[[ Data for the task, beginning ]]

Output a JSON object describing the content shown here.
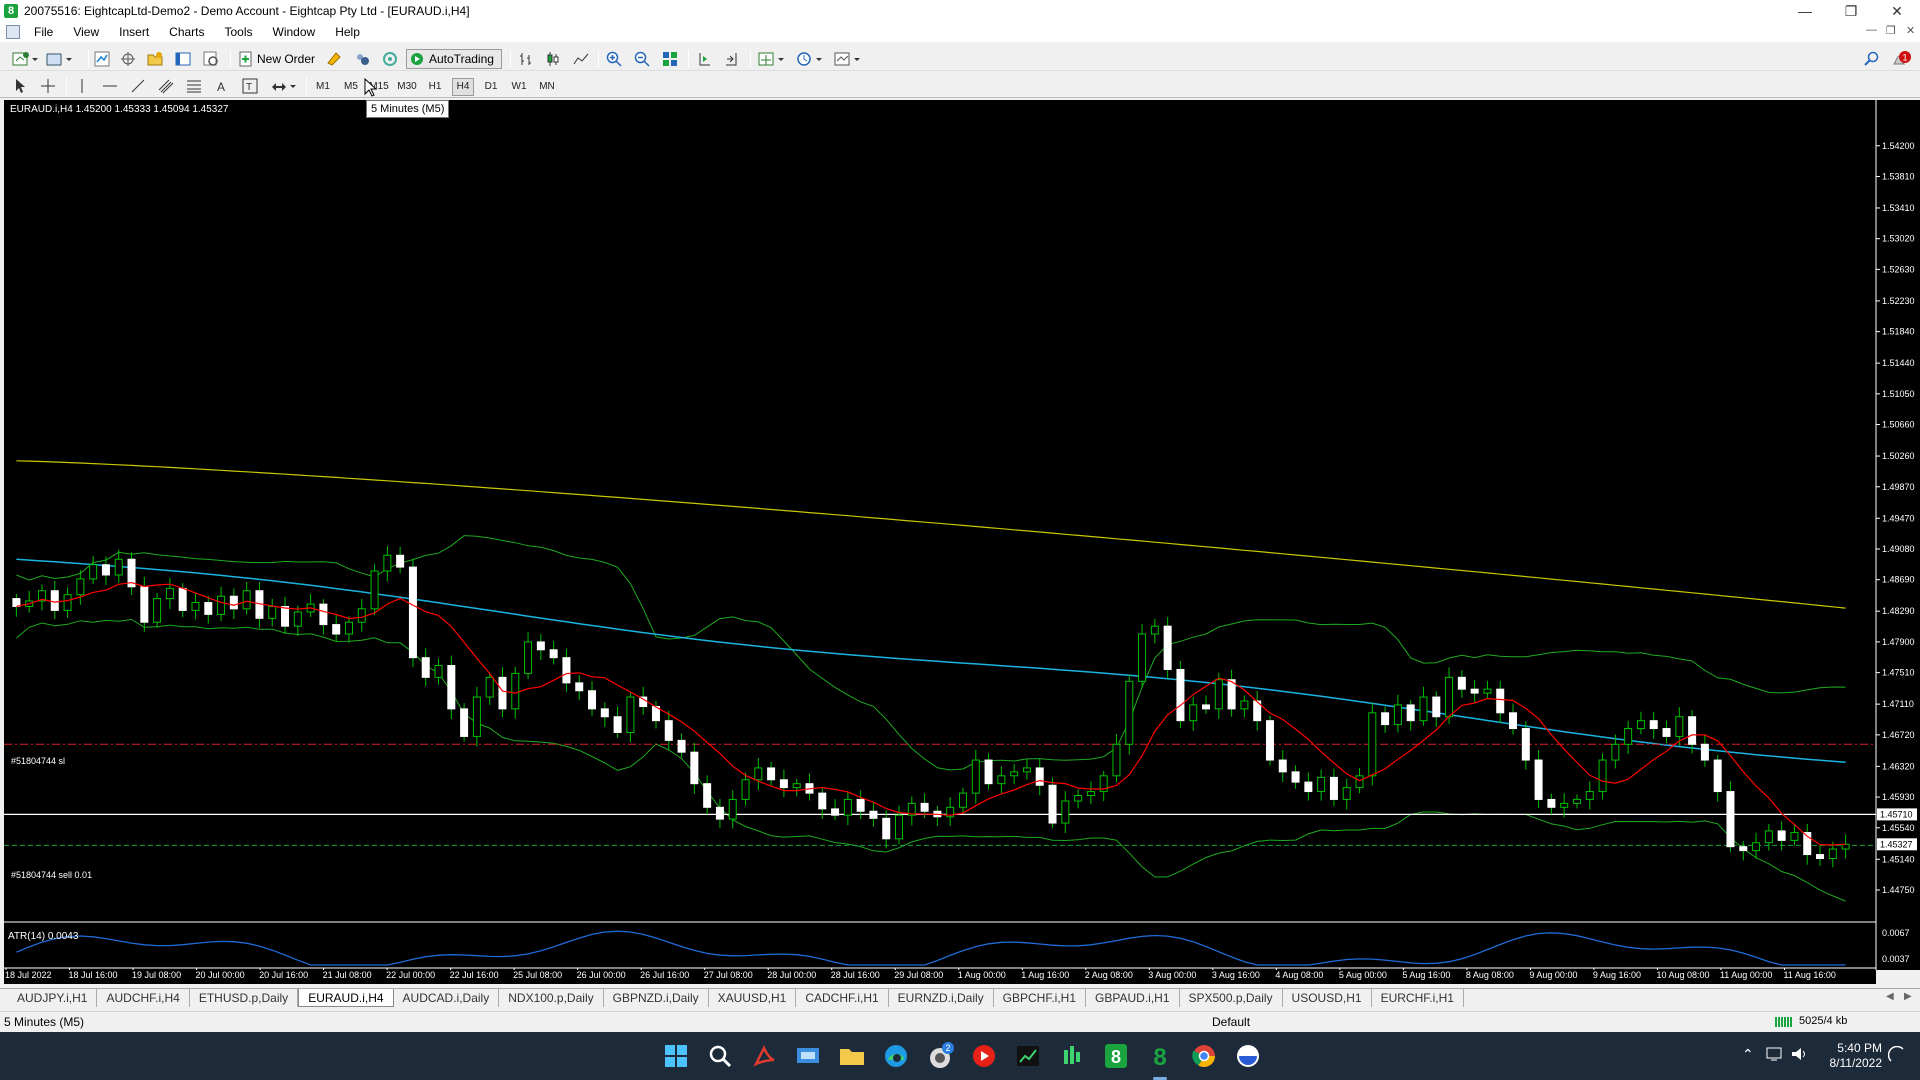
{
  "window": {
    "title": "20075516: EightcapLtd-Demo2 - Demo Account - Eightcap Pty Ltd - [EURAUD.i,H4]"
  },
  "menu": [
    "File",
    "View",
    "Insert",
    "Charts",
    "Tools",
    "Window",
    "Help"
  ],
  "toolbar": {
    "new_order": "New Order",
    "autotrading": "AutoTrading"
  },
  "timeframes": [
    "M1",
    "M5",
    "M15",
    "M30",
    "H1",
    "H4",
    "D1",
    "W1",
    "MN"
  ],
  "active_timeframe": "H4",
  "tooltip": "5 Minutes (M5)",
  "chart": {
    "info": "EURAUD.i,H4  1.45200 1.45333 1.45094 1.45327",
    "sl_label": "#51804744 sl",
    "order_label": "#51804744 sell 0.01",
    "atr_label": "ATR(14) 0.0043",
    "current_price_label": "1.45327",
    "hline_price_label": "1.45710",
    "atr_axis": [
      "0.0067",
      "0.0037"
    ]
  },
  "chart_data": {
    "type": "candlestick",
    "symbol": "EURAUD.i",
    "timeframe": "H4",
    "ylim": [
      1.4475,
      1.544
    ],
    "price_axis": [
      "1.54200",
      "1.53810",
      "1.53410",
      "1.53020",
      "1.52630",
      "1.52230",
      "1.51840",
      "1.51440",
      "1.51050",
      "1.50660",
      "1.50260",
      "1.49870",
      "1.49470",
      "1.49080",
      "1.48690",
      "1.48290",
      "1.47900",
      "1.47510",
      "1.47110",
      "1.46720",
      "1.46320",
      "1.45930",
      "1.45540",
      "1.45140",
      "1.44750"
    ],
    "time_axis": [
      "18 Jul 2022",
      "18 Jul 16:00",
      "19 Jul 08:00",
      "20 Jul 00:00",
      "20 Jul 16:00",
      "21 Jul 08:00",
      "22 Jul 00:00",
      "22 Jul 16:00",
      "25 Jul 08:00",
      "26 Jul 00:00",
      "26 Jul 16:00",
      "27 Jul 08:00",
      "28 Jul 00:00",
      "28 Jul 16:00",
      "29 Jul 08:00",
      "1 Aug 00:00",
      "1 Aug 16:00",
      "2 Aug 08:00",
      "3 Aug 00:00",
      "3 Aug 16:00",
      "4 Aug 08:00",
      "5 Aug 00:00",
      "5 Aug 16:00",
      "8 Aug 08:00",
      "9 Aug 00:00",
      "9 Aug 16:00",
      "10 Aug 08:00",
      "11 Aug 00:00",
      "11 Aug 16:00"
    ],
    "closes": [
      1.4835,
      1.4842,
      1.4855,
      1.483,
      1.485,
      1.487,
      1.4888,
      1.4875,
      1.4895,
      1.486,
      1.4815,
      1.4845,
      1.4858,
      1.483,
      1.484,
      1.4825,
      1.4848,
      1.4832,
      1.4855,
      1.482,
      1.4835,
      1.481,
      1.4828,
      1.4838,
      1.4812,
      1.48,
      1.4815,
      1.4832,
      1.488,
      1.49,
      1.4885,
      1.477,
      1.4745,
      1.476,
      1.4705,
      1.467,
      1.472,
      1.4745,
      1.4705,
      1.475,
      1.479,
      1.478,
      1.477,
      1.4738,
      1.4728,
      1.4705,
      1.4695,
      1.4675,
      1.472,
      1.4708,
      1.469,
      1.4665,
      1.465,
      1.461,
      1.458,
      1.4565,
      1.459,
      1.4615,
      1.463,
      1.4615,
      1.4605,
      1.461,
      1.4598,
      1.4578,
      1.457,
      1.459,
      1.4575,
      1.4566,
      1.454,
      1.457,
      1.4585,
      1.4575,
      1.4568,
      1.458,
      1.4598,
      1.464,
      1.461,
      1.462,
      1.4625,
      1.463,
      1.4608,
      1.456,
      1.4588,
      1.4595,
      1.46,
      1.462,
      1.466,
      1.474,
      1.48,
      1.481,
      1.4755,
      1.469,
      1.471,
      1.4705,
      1.4742,
      1.4705,
      1.4715,
      1.469,
      1.464,
      1.4625,
      1.4612,
      1.46,
      1.4618,
      1.459,
      1.4605,
      1.462,
      1.47,
      1.4685,
      1.471,
      1.469,
      1.472,
      1.4695,
      1.4745,
      1.473,
      1.4725,
      1.473,
      1.47,
      1.468,
      1.464,
      1.459,
      1.458,
      1.4585,
      1.459,
      1.46,
      1.464,
      1.466,
      1.468,
      1.469,
      1.468,
      1.467,
      1.4695,
      1.466,
      1.464,
      1.46,
      1.453,
      1.4525,
      1.4535,
      1.455,
      1.4538,
      1.4548,
      1.452,
      1.4515,
      1.4527,
      1.4533
    ],
    "ma_slow_start": 1.502,
    "ma_slow_end": 1.4833,
    "order_price": 1.4533,
    "sl_price": 1.466,
    "hline_price": 1.4571,
    "atr_range": [
      0.0037,
      0.0067
    ]
  },
  "tabs": [
    "AUDJPY.i,H1",
    "AUDCHF.i,H4",
    "ETHUSD.p,Daily",
    "EURAUD.i,H4",
    "AUDCAD.i,Daily",
    "NDX100.p,Daily",
    "GBPNZD.i,Daily",
    "XAUUSD,H1",
    "CADCHF.i,H1",
    "EURNZD.i,Daily",
    "GBPCHF.i,H1",
    "GBPAUD.i,H1",
    "SPX500.p,Daily",
    "USOUSD,H1",
    "EURCHF.i,H1"
  ],
  "active_tab": "EURAUD.i,H4",
  "status": {
    "left": "5 Minutes (M5)",
    "profile": "Default",
    "traffic": "5025/4 kb"
  },
  "clock": {
    "time": "5:40 PM",
    "date": "8/11/2022"
  },
  "colors": {
    "bullish": "#00c000",
    "bearish": "#ffffff",
    "ma_red": "#ff0000",
    "ma_cyan": "#19b4e0",
    "ma_yellow": "#c8c800",
    "band_green": "#1faa1f",
    "atr_blue": "#1e6bd6"
  },
  "taskbar_badge": "2",
  "notification_badge": "1"
}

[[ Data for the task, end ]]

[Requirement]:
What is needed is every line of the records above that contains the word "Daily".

[Solution]:
    "ETHUSD.p,Daily",
    "AUDCAD.i,Daily",
    "NDX100.p,Daily",
    "GBPNZD.i,Daily",
    "EURNZD.i,Daily",
    "SPX500.p,Daily",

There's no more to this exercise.